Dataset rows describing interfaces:

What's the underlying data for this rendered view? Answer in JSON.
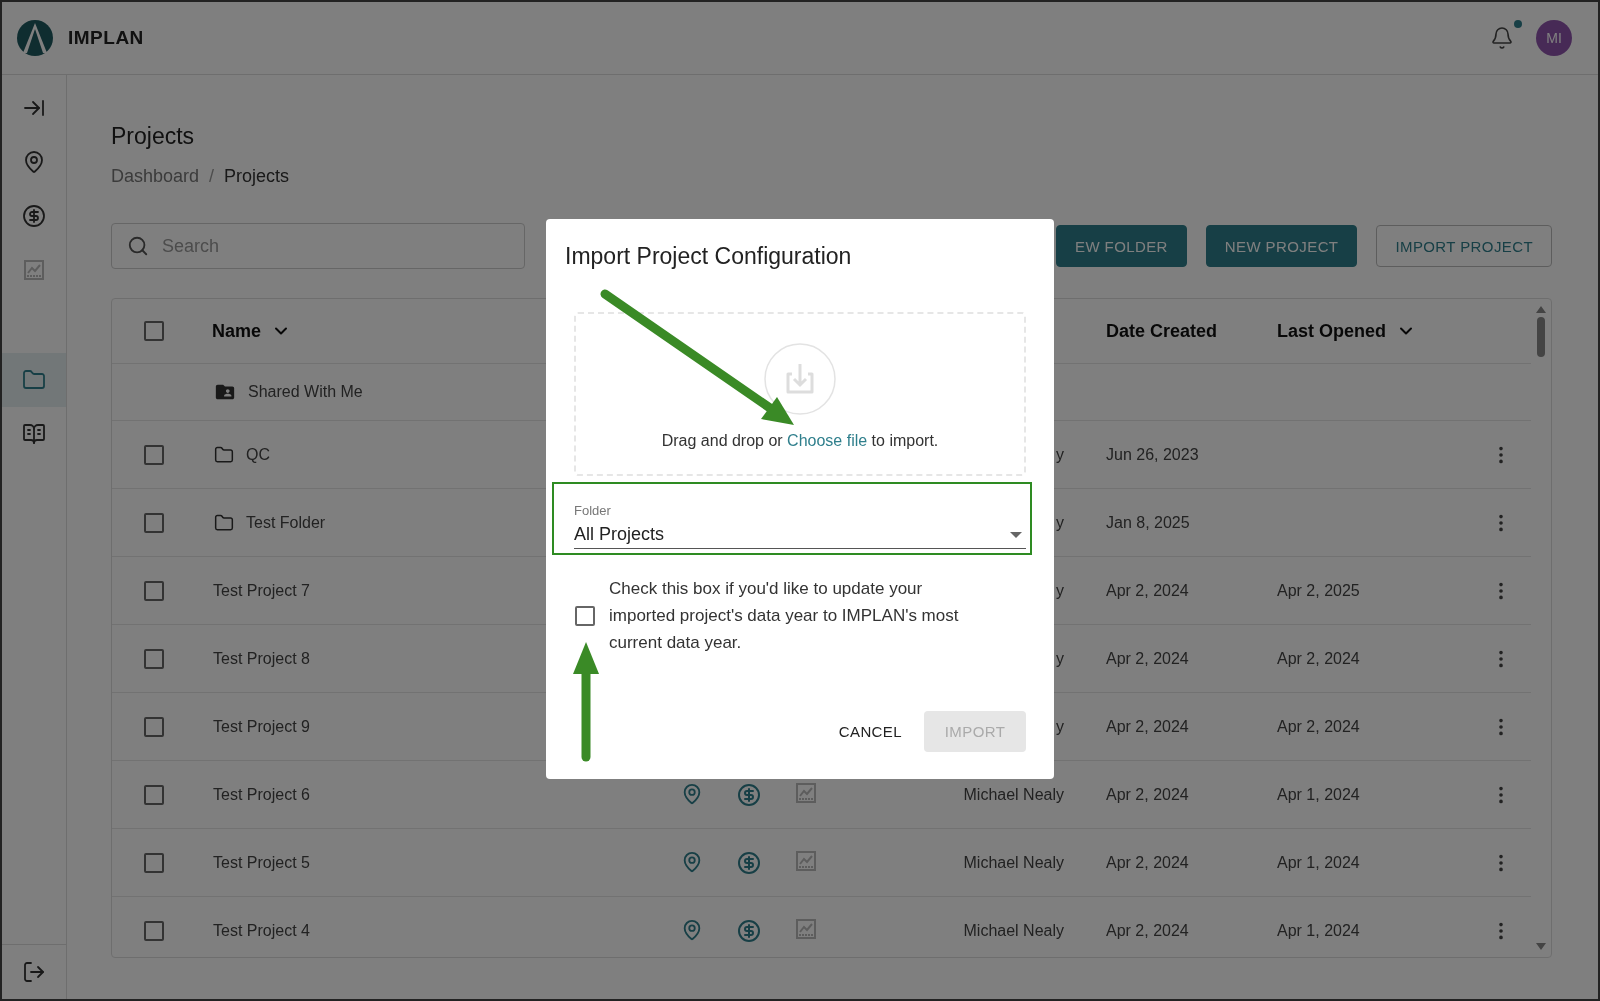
{
  "app": {
    "brand": "IMPLAN",
    "avatar": "MI",
    "notifications_unread": true
  },
  "sidebar": {
    "items": [
      {
        "kind": "expand",
        "selected": false,
        "disabled": false
      },
      {
        "kind": "region",
        "selected": false,
        "disabled": false
      },
      {
        "kind": "dollar",
        "selected": false,
        "disabled": false
      },
      {
        "kind": "chart",
        "selected": false,
        "disabled": true
      },
      {
        "kind": "folder",
        "selected": true,
        "disabled": false
      },
      {
        "kind": "book",
        "selected": false,
        "disabled": false
      }
    ],
    "bottom_items": [
      {
        "kind": "logout",
        "selected": false,
        "disabled": false
      }
    ]
  },
  "page": {
    "title": "Projects",
    "breadcrumb_separator": "/",
    "breadcrumb": [
      {
        "label": "Dashboard",
        "current": false
      },
      {
        "label": "Projects",
        "current": true
      }
    ],
    "search": {
      "placeholder": "Search"
    },
    "actions": [
      {
        "label": "EW FOLDER",
        "kind": "primary"
      },
      {
        "label": "NEW PROJECT",
        "kind": "primary"
      },
      {
        "label": "IMPORT PROJECT",
        "kind": "outlined"
      }
    ]
  },
  "table": {
    "header_checked": false,
    "columns": [
      {
        "label": "Name",
        "sortable": true
      },
      {
        "label": "Date Created",
        "sortable": false
      },
      {
        "label": "Last Opened",
        "sortable": true
      }
    ],
    "rows": [
      {
        "kind": "shared",
        "name": "Shared With Me"
      },
      {
        "kind": "folder",
        "checked": false,
        "name": "QC",
        "owner": "y",
        "date_created": "Jun 26, 2023"
      },
      {
        "kind": "folder",
        "checked": false,
        "name": "Test Folder",
        "owner": "y",
        "date_created": "Jan 8, 2025"
      },
      {
        "kind": "project",
        "checked": false,
        "name": "Test Project 7",
        "owner": "y",
        "date_created": "Apr 2, 2024",
        "last_opened": "Apr 2, 2025"
      },
      {
        "kind": "project",
        "checked": false,
        "name": "Test Project 8",
        "owner": "y",
        "date_created": "Apr 2, 2024",
        "last_opened": "Apr 2, 2024"
      },
      {
        "kind": "project",
        "checked": false,
        "name": "Test Project 9",
        "owner": "y",
        "date_created": "Apr 2, 2024",
        "last_opened": "Apr 2, 2024"
      },
      {
        "kind": "project",
        "checked": false,
        "name": "Test Project 6",
        "icons": [
          {
            "kind": "region",
            "disabled": false
          },
          {
            "kind": "dollar",
            "disabled": false
          },
          {
            "kind": "chart",
            "disabled": true
          }
        ],
        "owner": "Michael Nealy",
        "date_created": "Apr 2, 2024",
        "last_opened": "Apr 1, 2024"
      },
      {
        "kind": "project",
        "checked": false,
        "name": "Test Project 5",
        "icons": [
          {
            "kind": "region",
            "disabled": false
          },
          {
            "kind": "dollar",
            "disabled": false
          },
          {
            "kind": "chart",
            "disabled": true
          }
        ],
        "owner": "Michael Nealy",
        "date_created": "Apr 2, 2024",
        "last_opened": "Apr 1, 2024"
      },
      {
        "kind": "project",
        "checked": false,
        "name": "Test Project 4",
        "icons": [
          {
            "kind": "region",
            "disabled": false
          },
          {
            "kind": "dollar",
            "disabled": false
          },
          {
            "kind": "chart",
            "disabled": true
          }
        ],
        "owner": "Michael Nealy",
        "date_created": "Apr 2, 2024",
        "last_opened": "Apr 1, 2024"
      }
    ]
  },
  "dialog": {
    "title": "Import Project Configuration",
    "dropzone": {
      "text_before": "Drag and drop or ",
      "link": "Choose file",
      "text_after": " to import."
    },
    "folder": {
      "label": "Folder",
      "value": "All Projects"
    },
    "update_data_year": {
      "checked": false,
      "label": "Check this box if you'd like to update your imported project's data year to IMPLAN's most current data year."
    },
    "buttons": [
      {
        "label": "CANCEL",
        "kind": "text",
        "disabled": false
      },
      {
        "label": "IMPORT",
        "kind": "contained",
        "disabled": true
      }
    ]
  }
}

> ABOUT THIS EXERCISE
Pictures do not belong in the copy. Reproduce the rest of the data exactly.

> EXERCISE ANSWER
What's the underlying data for this rendered view? Answer in JSON.
{
  "app": {
    "brand": "IMPLAN",
    "avatar": "MI",
    "notifications_unread": true
  },
  "sidebar": {
    "items": [
      {
        "kind": "expand",
        "selected": false,
        "disabled": false
      },
      {
        "kind": "region",
        "selected": false,
        "disabled": false
      },
      {
        "kind": "dollar",
        "selected": false,
        "disabled": false
      },
      {
        "kind": "chart",
        "selected": false,
        "disabled": true
      },
      {
        "kind": "folder",
        "selected": true,
        "disabled": false
      },
      {
        "kind": "book",
        "selected": false,
        "disabled": false
      }
    ],
    "bottom_items": [
      {
        "kind": "logout",
        "selected": false,
        "disabled": false
      }
    ]
  },
  "page": {
    "title": "Projects",
    "breadcrumb_separator": "/",
    "breadcrumb": [
      {
        "label": "Dashboard",
        "current": false
      },
      {
        "label": "Projects",
        "current": true
      }
    ],
    "search": {
      "placeholder": "Search"
    },
    "actions": [
      {
        "label": "EW FOLDER",
        "kind": "primary"
      },
      {
        "label": "NEW PROJECT",
        "kind": "primary"
      },
      {
        "label": "IMPORT PROJECT",
        "kind": "outlined"
      }
    ]
  },
  "table": {
    "header_checked": false,
    "columns": [
      {
        "label": "Name",
        "sortable": true
      },
      {
        "label": "Date Created",
        "sortable": false
      },
      {
        "label": "Last Opened",
        "sortable": true
      }
    ],
    "rows": [
      {
        "kind": "shared",
        "name": "Shared With Me"
      },
      {
        "kind": "folder",
        "checked": false,
        "name": "QC",
        "owner": "y",
        "date_created": "Jun 26, 2023"
      },
      {
        "kind": "folder",
        "checked": false,
        "name": "Test Folder",
        "owner": "y",
        "date_created": "Jan 8, 2025"
      },
      {
        "kind": "project",
        "checked": false,
        "name": "Test Project 7",
        "owner": "y",
        "date_created": "Apr 2, 2024",
        "last_opened": "Apr 2, 2025"
      },
      {
        "kind": "project",
        "checked": false,
        "name": "Test Project 8",
        "owner": "y",
        "date_created": "Apr 2, 2024",
        "last_opened": "Apr 2, 2024"
      },
      {
        "kind": "project",
        "checked": false,
        "name": "Test Project 9",
        "owner": "y",
        "date_created": "Apr 2, 2024",
        "last_opened": "Apr 2, 2024"
      },
      {
        "kind": "project",
        "checked": false,
        "name": "Test Project 6",
        "icons": [
          {
            "kind": "region",
            "disabled": false
          },
          {
            "kind": "dollar",
            "disabled": false
          },
          {
            "kind": "chart",
            "disabled": true
          }
        ],
        "owner": "Michael Nealy",
        "date_created": "Apr 2, 2024",
        "last_opened": "Apr 1, 2024"
      },
      {
        "kind": "project",
        "checked": false,
        "name": "Test Project 5",
        "icons": [
          {
            "kind": "region",
            "disabled": false
          },
          {
            "kind": "dollar",
            "disabled": false
          },
          {
            "kind": "chart",
            "disabled": true
          }
        ],
        "owner": "Michael Nealy",
        "date_created": "Apr 2, 2024",
        "last_opened": "Apr 1, 2024"
      },
      {
        "kind": "project",
        "checked": false,
        "name": "Test Project 4",
        "icons": [
          {
            "kind": "region",
            "disabled": false
          },
          {
            "kind": "dollar",
            "disabled": false
          },
          {
            "kind": "chart",
            "disabled": true
          }
        ],
        "owner": "Michael Nealy",
        "date_created": "Apr 2, 2024",
        "last_opened": "Apr 1, 2024"
      }
    ]
  },
  "dialog": {
    "title": "Import Project Configuration",
    "dropzone": {
      "text_before": "Drag and drop or ",
      "link": "Choose file",
      "text_after": " to import."
    },
    "folder": {
      "label": "Folder",
      "value": "All Projects"
    },
    "update_data_year": {
      "checked": false,
      "label": "Check this box if you'd like to update your imported project's data year to IMPLAN's most current data year."
    },
    "buttons": [
      {
        "label": "CANCEL",
        "kind": "text",
        "disabled": false
      },
      {
        "label": "IMPORT",
        "kind": "contained",
        "disabled": true
      }
    ]
  }
}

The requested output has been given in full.